Another good source of MCSE literature is 29th Street Press, which offers a comprehensive list of MCSE Rapid Review Study Guides. Covering all aspects of the examination, the study guides allow you to work at your own pace with frequent review checklists, and trouble shooting summaries to monitor your progress. A CD is included with each book and includes hundreds of mock exam questions for the particular core subject and quick links to the book’s test to explain answers. See http://www.ntbooks.com for more information.

Self-taught and especially book learning methods require a rigorous, self-disciplined approach to your training. If (like me) you’re not a great self-starter, try instead picking from the new online courses such as Microsoft’s Online University (MOLI) which you can find with a few well chosen words in a search on the web.
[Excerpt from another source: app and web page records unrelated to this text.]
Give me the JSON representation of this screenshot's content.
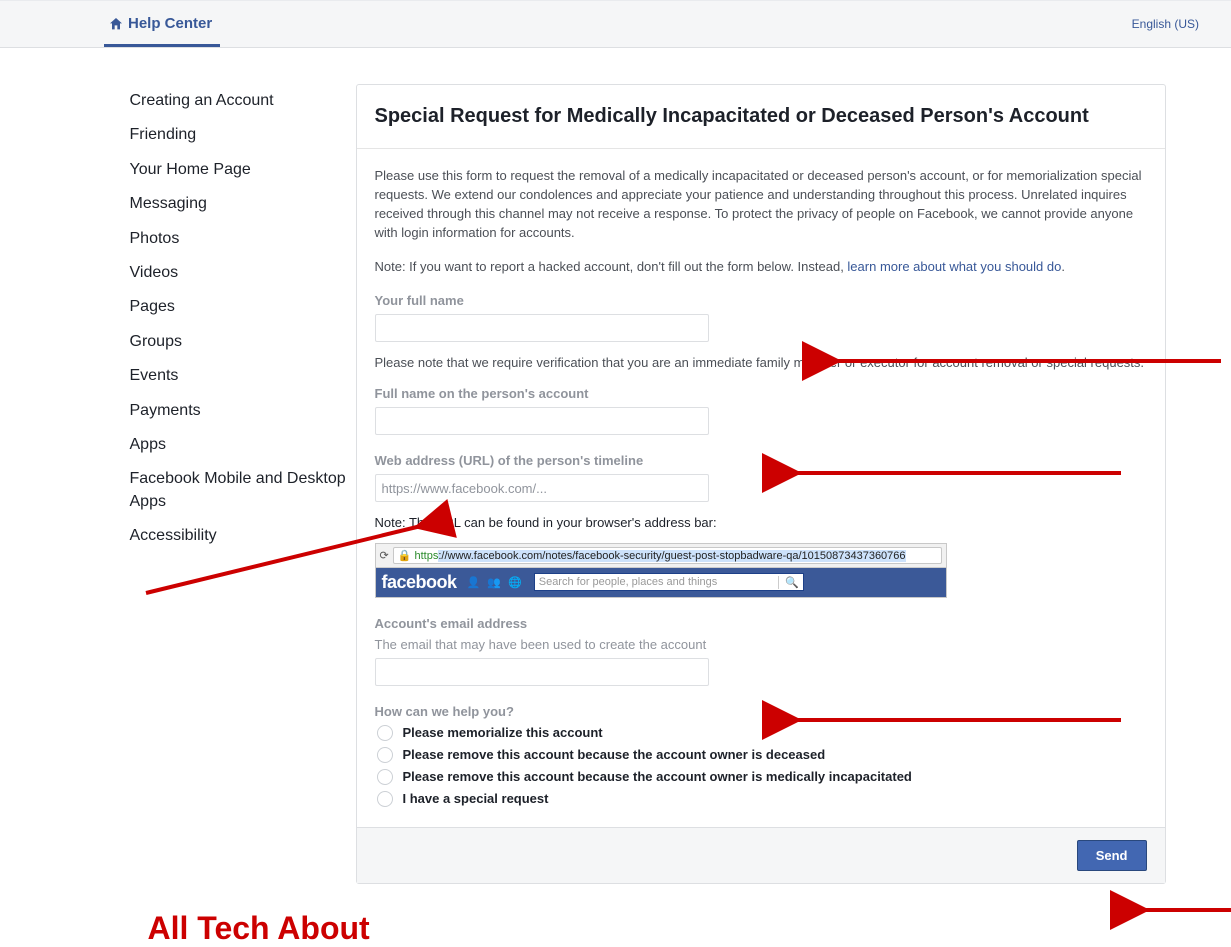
{
  "header": {
    "help_center": "Help Center",
    "language": "English (US)"
  },
  "sidebar": {
    "items": [
      "Creating an Account",
      "Friending",
      "Your Home Page",
      "Messaging",
      "Photos",
      "Videos",
      "Pages",
      "Groups",
      "Events",
      "Payments",
      "Apps",
      "Facebook Mobile and Desktop Apps",
      "Accessibility"
    ]
  },
  "card": {
    "title": "Special Request for Medically Incapacitated or Deceased Person's Account",
    "intro": "Please use this form to request the removal of a medically incapacitated or deceased person's account, or for memorialization special requests. We extend our condolences and appreciate your patience and understanding throughout this process. Unrelated inquires received through this channel may not receive a response. To protect the privacy of people on Facebook, we cannot provide anyone with login information for accounts.",
    "note_prefix": "Note: If you want to report a hacked account, don't fill out the form below. Instead, ",
    "note_link": "learn more about what you should do",
    "note_suffix": ".",
    "fields": {
      "full_name_label": "Your full name",
      "full_name_help": "Please note that we require verification that you are an immediate family member or executor for account removal or special requests.",
      "person_name_label": "Full name on the person's account",
      "url_label": "Web address (URL) of the person's timeline",
      "url_placeholder": "https://www.facebook.com/...",
      "url_help": "Note: The URL can be found in your browser's address bar:",
      "email_label": "Account's email address",
      "email_sublabel": "The email that may have been used to create the account",
      "help_label": "How can we help you?",
      "radios": [
        "Please memorialize this account",
        "Please remove this account because the account owner is deceased",
        "Please remove this account because the account owner is medically incapacitated",
        "I have a special request"
      ]
    },
    "example": {
      "https": "https",
      "rest": "://www.facebook.com/notes/facebook-security/guest-post-stopbadware-qa/10150873437360766",
      "fb_logo": "facebook",
      "search_placeholder": "Search for people, places and things"
    },
    "send": "Send"
  },
  "annotation": {
    "brand": "All Tech About"
  }
}
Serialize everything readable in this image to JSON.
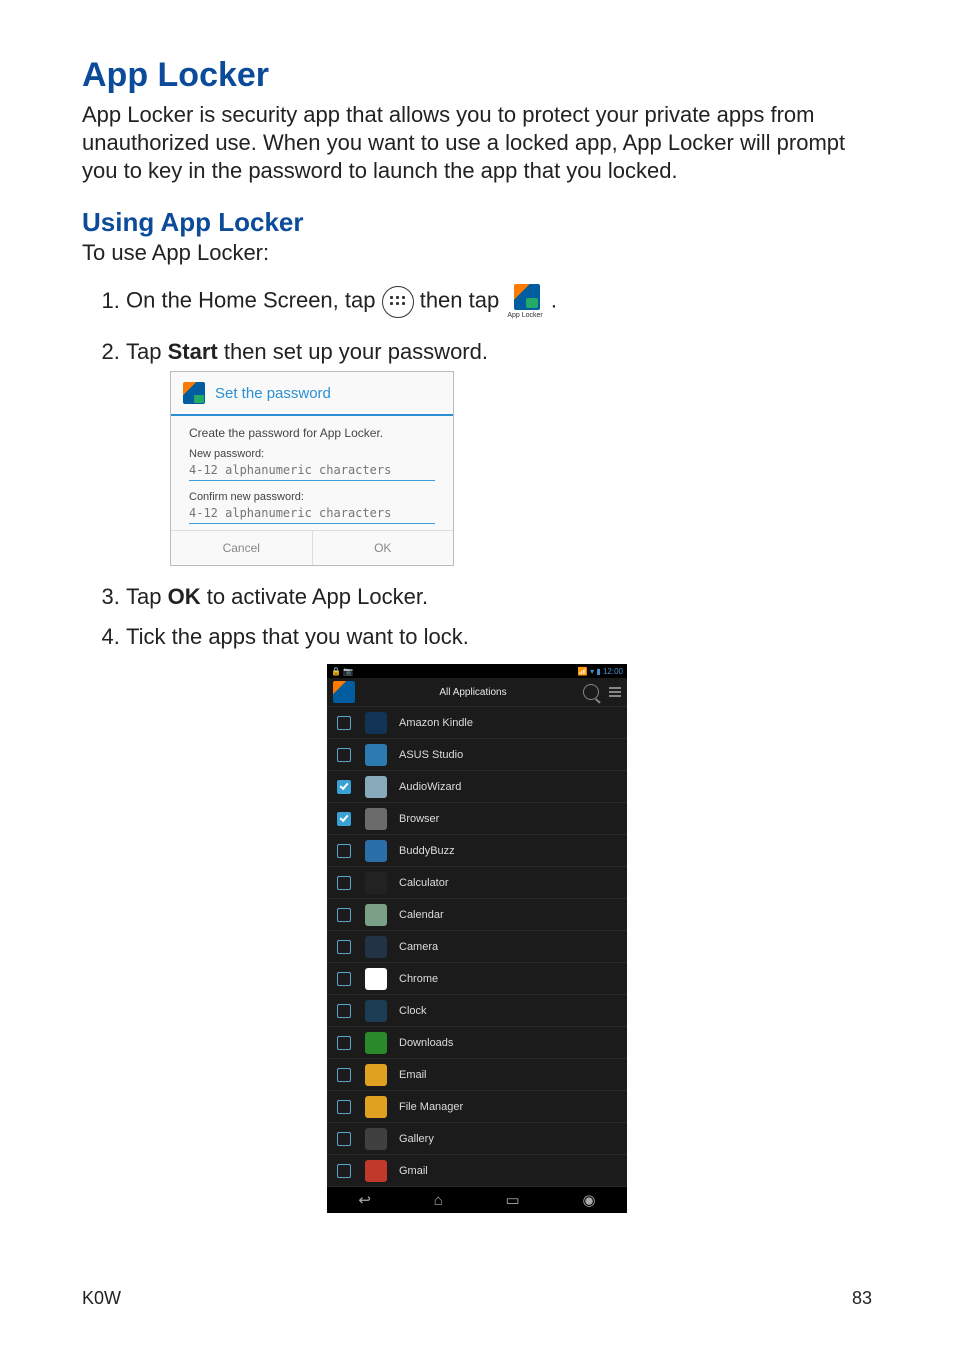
{
  "heading": "App Locker",
  "intro": "App Locker is security app that allows you to protect your private apps from unauthorized use. When you want to use a locked app, App Locker will prompt you to key in the password to launch the app that you locked.",
  "subheading": "Using App Locker",
  "lead": "To use App Locker:",
  "step1_a": "On the Home Screen, tap ",
  "step1_b": " then tap ",
  "step1_c": " .",
  "app_label": "App Locker",
  "step2_a": "Tap ",
  "step2_bold": "Start",
  "step2_b": " then set up your password.",
  "dialog": {
    "title": "Set the password",
    "create": "Create the password for App Locker.",
    "new_label": "New password:",
    "placeholder": "4-12 alphanumeric characters",
    "confirm_label": "Confirm new password:",
    "cancel": "Cancel",
    "ok": "OK"
  },
  "step3_a": "Tap ",
  "step3_bold": "OK",
  "step3_b": " to activate App Locker.",
  "step4": "Tick the apps that you want to lock.",
  "phone": {
    "status_time": "12:00",
    "tab_title": "All Applications",
    "apps": [
      {
        "label": "Amazon Kindle",
        "checked": false,
        "bg": "#113355"
      },
      {
        "label": "ASUS Studio",
        "checked": false,
        "bg": "#2b7bb0"
      },
      {
        "label": "AudioWizard",
        "checked": true,
        "bg": "#88aabb"
      },
      {
        "label": "Browser",
        "checked": true,
        "bg": "#6b6b6b"
      },
      {
        "label": "BuddyBuzz",
        "checked": false,
        "bg": "#2a6fa8"
      },
      {
        "label": "Calculator",
        "checked": false,
        "bg": "#222"
      },
      {
        "label": "Calendar",
        "checked": false,
        "bg": "#7aa088"
      },
      {
        "label": "Camera",
        "checked": false,
        "bg": "#213344"
      },
      {
        "label": "Chrome",
        "checked": false,
        "bg": "#ffffff"
      },
      {
        "label": "Clock",
        "checked": false,
        "bg": "#1c3d54"
      },
      {
        "label": "Downloads",
        "checked": false,
        "bg": "#2a8a2a"
      },
      {
        "label": "Email",
        "checked": false,
        "bg": "#e0a020"
      },
      {
        "label": "File Manager",
        "checked": false,
        "bg": "#e0a020"
      },
      {
        "label": "Gallery",
        "checked": false,
        "bg": "#404040"
      },
      {
        "label": "Gmail",
        "checked": false,
        "bg": "#c0392b"
      }
    ]
  },
  "footer_left": "K0W",
  "footer_right": "83"
}
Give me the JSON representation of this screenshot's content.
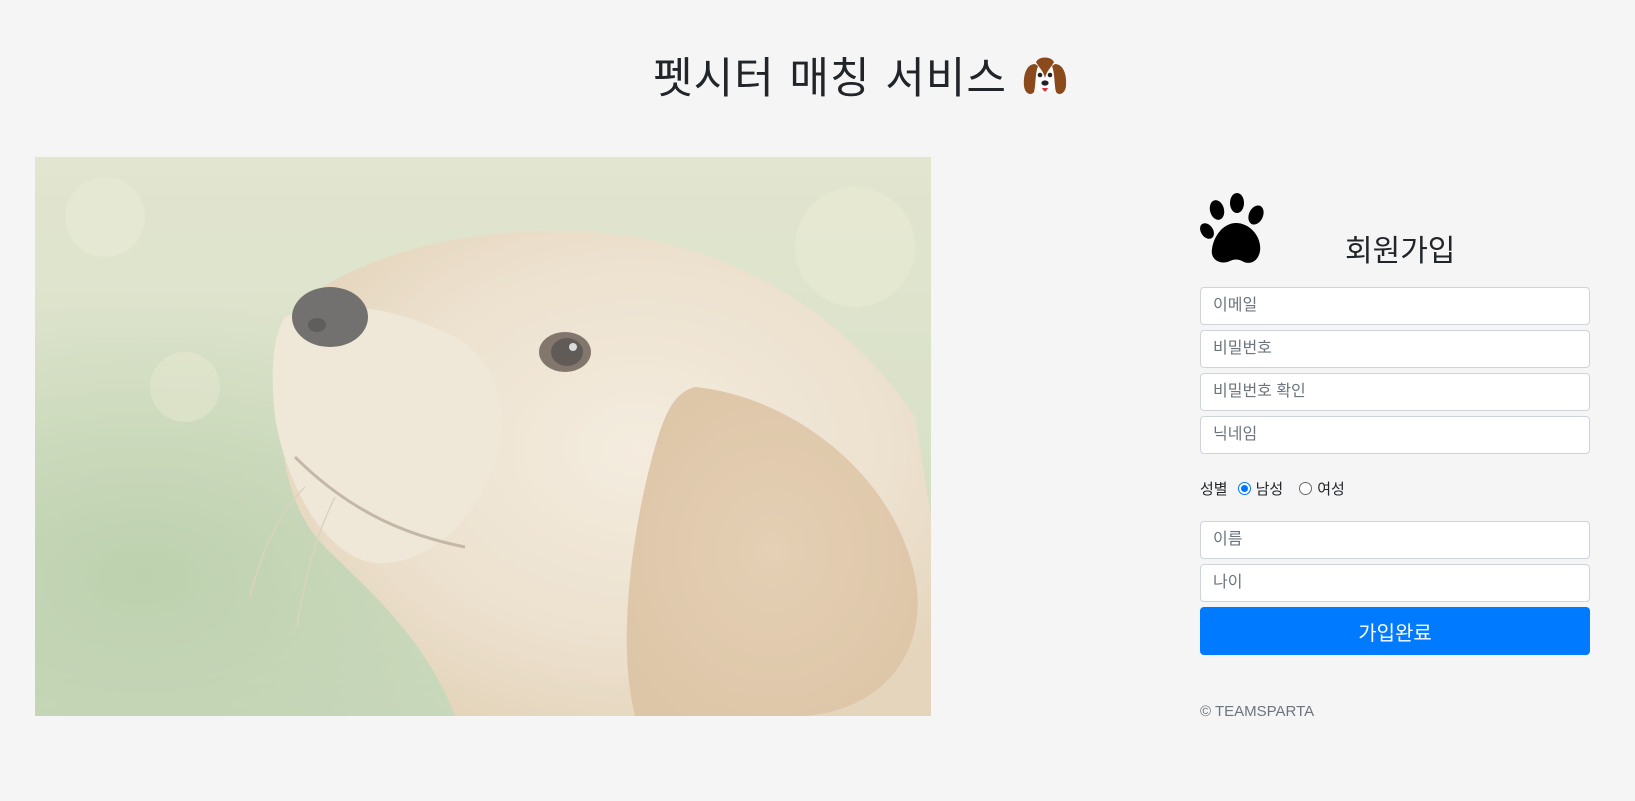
{
  "header": {
    "title": "펫시터 매칭 서비스",
    "title_icon": "dog-face-icon"
  },
  "hero": {
    "image": "golden-retriever-puppy-photo"
  },
  "form": {
    "icon": "paw-print-icon",
    "title": "회원가입",
    "email_placeholder": "이메일",
    "password_placeholder": "비밀번호",
    "password_confirm_placeholder": "비밀번호 확인",
    "nickname_placeholder": "닉네임",
    "gender": {
      "label": "성별",
      "options": [
        "남성",
        "여성"
      ],
      "selected": "남성"
    },
    "name_placeholder": "이름",
    "age_placeholder": "나이",
    "submit_label": "가입완료"
  },
  "footer": {
    "copyright": "© TEAMSPARTA"
  },
  "colors": {
    "background": "#f5f5f5",
    "primary": "#007bff",
    "radio_accent": "#0075ff"
  }
}
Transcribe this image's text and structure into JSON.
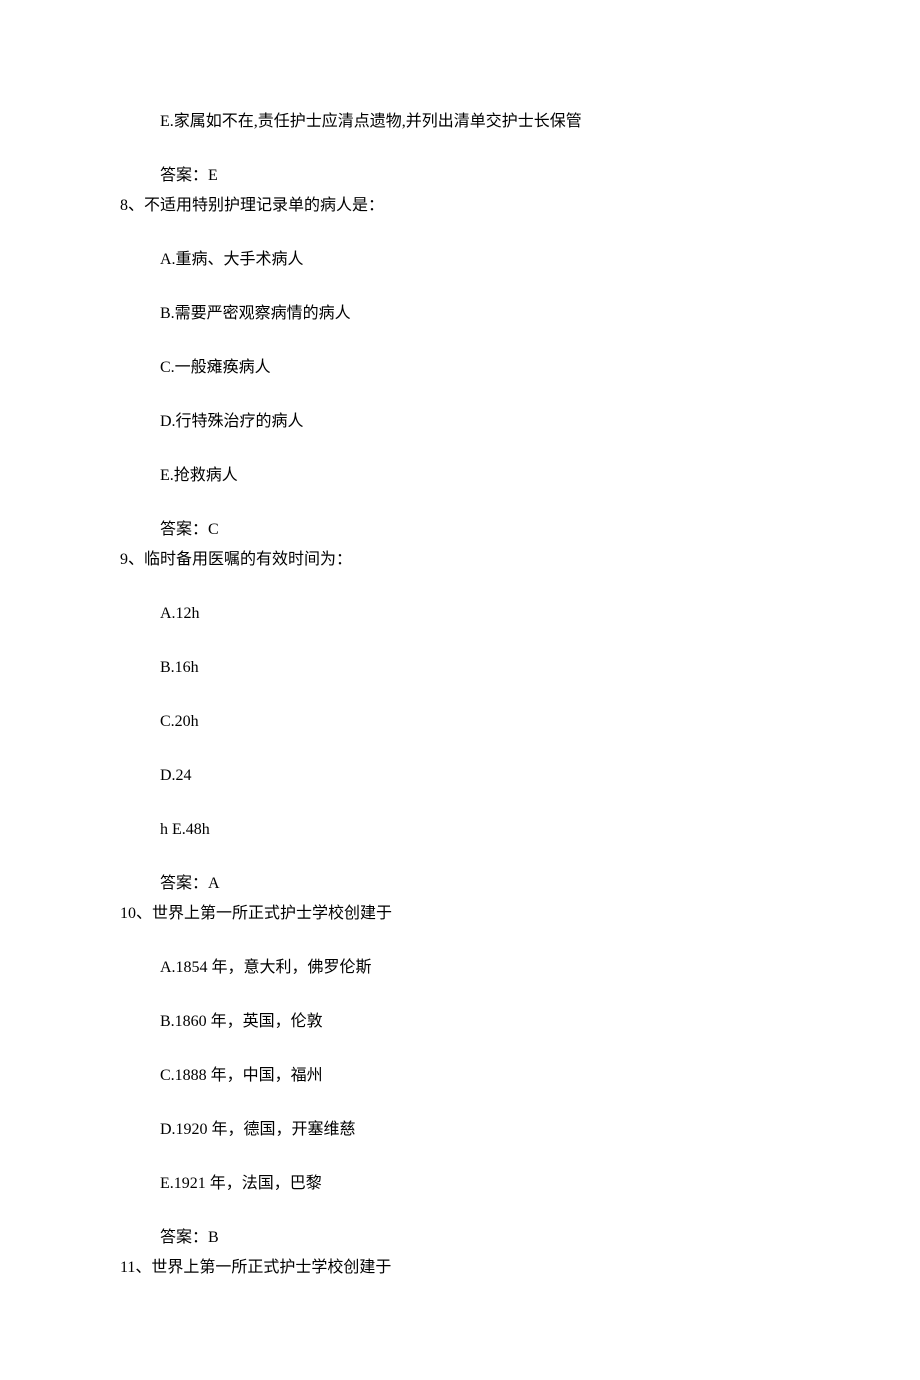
{
  "q7_remainder": {
    "option_e": "E.家属如不在,责任护士应清点遗物,并列出清单交护士长保管",
    "answer": "答案：E"
  },
  "q8": {
    "stem": "8、不适用特别护理记录单的病人是：",
    "a": "A.重病、大手术病人",
    "b": "B.需要严密观察病情的病人",
    "c": "C.一般瘫痪病人",
    "d": "D.行特殊治疗的病人",
    "e": "E.抢救病人",
    "answer": "答案：C"
  },
  "q9": {
    "stem": "9、临时备用医嘱的有效时间为：",
    "a": "A.12h",
    "b": "B.16h",
    "c": "C.20h",
    "d": "D.24",
    "e": "h E.48h",
    "answer": "答案：A"
  },
  "q10": {
    "stem": "10、世界上第一所正式护士学校创建于",
    "a": "A.1854 年，意大利，佛罗伦斯",
    "b": "B.1860 年，英国，伦敦",
    "c": "C.1888 年，中国，福州",
    "d": "D.1920 年，德国，开塞维慈",
    "e": "E.1921 年，法国，巴黎",
    "answer": "答案：B"
  },
  "q11": {
    "stem": "11、世界上第一所正式护士学校创建于"
  }
}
Once you are comfortable with your knowledge level, get hold of some self-testing software. Quite a lot of freebies are available via the ’net, but for quality products I strongly recommend the products by Transcender – http://www.transcender.com. Take these tests and then gauge the results. Note down all the questions that you got wrong (or got right by accident) and use your notes as a revision list. Go back to your books and study those topics until you are confident and then go back and take the tests again. Repeat this process until you are consistently scoring 95% or more, then you know you are ready for the real thing.

Is it worth it?

It takes a great deal of commitment to pass six examinations and become a Microsoft Certified Systems Engineer. But look on the bright side – that’s the very reason why MCSEs are so sought after. If it was easy to become an MCSE then everybody would be one! Attaining MCSE status is an excellent way of making your CV stand head and shoulders above the competition. For contractors it is arguably even more essential to be able to prove their technical competence to a prospective client. MCSE status can open the door for new recruits and can also prove an excellent and effective boost to those who wish to make a big step forward in their career.

Richard Adams is an Executive Technical Director for Additional Resources, an IT training company